◆ What you should do:
The data below should be restated word for word, pictures omitted.

[Data for processing — start]

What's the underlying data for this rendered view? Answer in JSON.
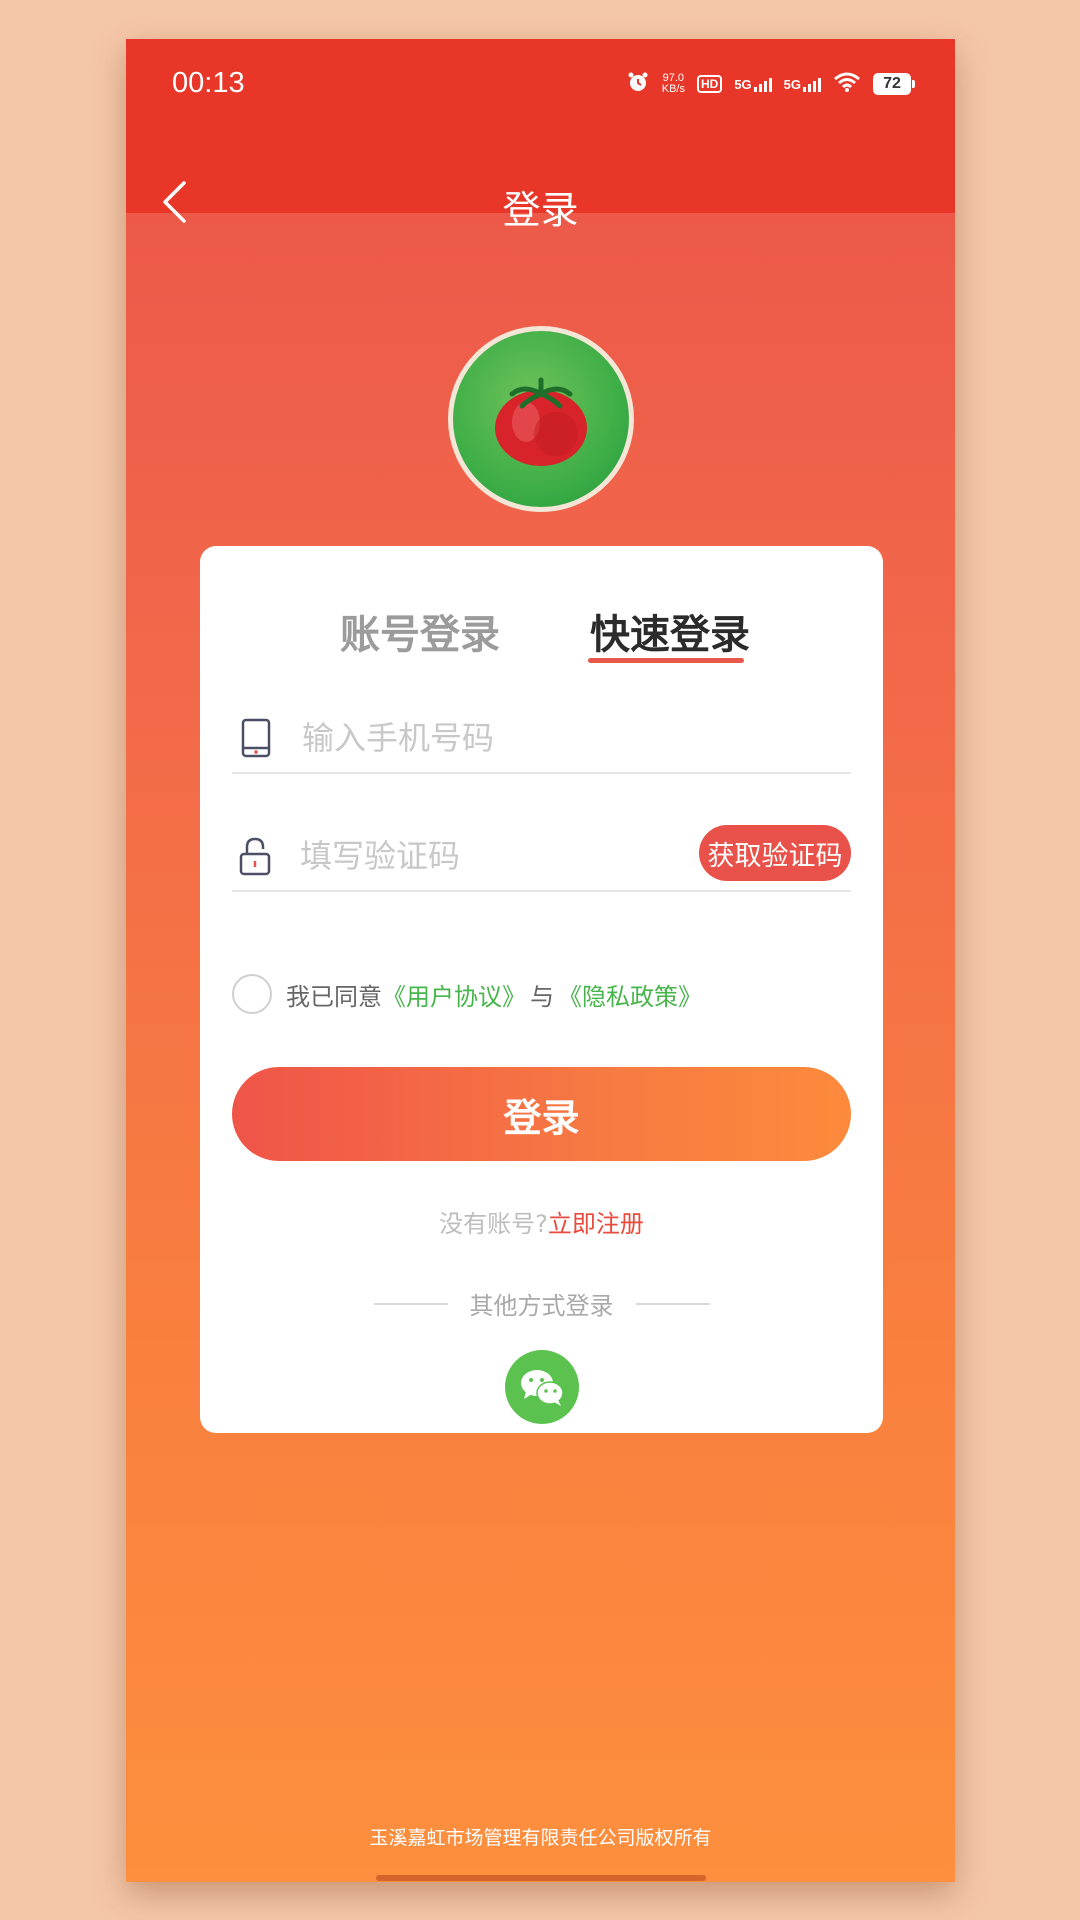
{
  "status_bar": {
    "time": "00:13",
    "network_speed_value": "97.0",
    "network_speed_unit": "KB/s",
    "hd_label": "HD",
    "signal_1": "5G",
    "signal_2": "5G",
    "battery": "72",
    "icons": [
      "alarm-icon",
      "wifi-icon",
      "battery-icon"
    ]
  },
  "nav": {
    "title": "登录",
    "back_icon": "chevron-left-icon"
  },
  "logo": {
    "icon": "tomato-icon"
  },
  "tabs": [
    {
      "label": "账号登录",
      "active": false
    },
    {
      "label": "快速登录",
      "active": true
    }
  ],
  "form": {
    "phone_placeholder": "输入手机号码",
    "phone_value": "",
    "code_placeholder": "填写验证码",
    "code_value": "",
    "get_code_label": "获取验证码",
    "agree_prefix": "我已同意",
    "user_agreement": "《用户协议》",
    "agree_and": "与",
    "privacy_policy": "《隐私政策》",
    "agreed": false,
    "login_label": "登录"
  },
  "register": {
    "prompt": "没有账号?",
    "link": "立即注册"
  },
  "other_login": {
    "label": "其他方式登录",
    "methods": [
      "wechat-icon"
    ]
  },
  "footer": {
    "copyright": "玉溪嘉虹市场管理有限责任公司版权所有"
  },
  "colors": {
    "topbar": "#e83628",
    "accent": "#e8524a",
    "link_green": "#48b54c",
    "wechat_green": "#5cc24f"
  }
}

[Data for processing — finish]

◆ Exercise solution:
What's the underlying data for this rendered view? Answer in JSON.
{
  "status_bar": {
    "time": "00:13",
    "network_speed_value": "97.0",
    "network_speed_unit": "KB/s",
    "hd_label": "HD",
    "signal_1": "5G",
    "signal_2": "5G",
    "battery": "72",
    "icons": [
      "alarm-icon",
      "wifi-icon",
      "battery-icon"
    ]
  },
  "nav": {
    "title": "登录",
    "back_icon": "chevron-left-icon"
  },
  "logo": {
    "icon": "tomato-icon"
  },
  "tabs": [
    {
      "label": "账号登录",
      "active": false
    },
    {
      "label": "快速登录",
      "active": true
    }
  ],
  "form": {
    "phone_placeholder": "输入手机号码",
    "phone_value": "",
    "code_placeholder": "填写验证码",
    "code_value": "",
    "get_code_label": "获取验证码",
    "agree_prefix": "我已同意",
    "user_agreement": "《用户协议》",
    "agree_and": "与",
    "privacy_policy": "《隐私政策》",
    "agreed": false,
    "login_label": "登录"
  },
  "register": {
    "prompt": "没有账号?",
    "link": "立即注册"
  },
  "other_login": {
    "label": "其他方式登录",
    "methods": [
      "wechat-icon"
    ]
  },
  "footer": {
    "copyright": "玉溪嘉虹市场管理有限责任公司版权所有"
  },
  "colors": {
    "topbar": "#e83628",
    "accent": "#e8524a",
    "link_green": "#48b54c",
    "wechat_green": "#5cc24f"
  }
}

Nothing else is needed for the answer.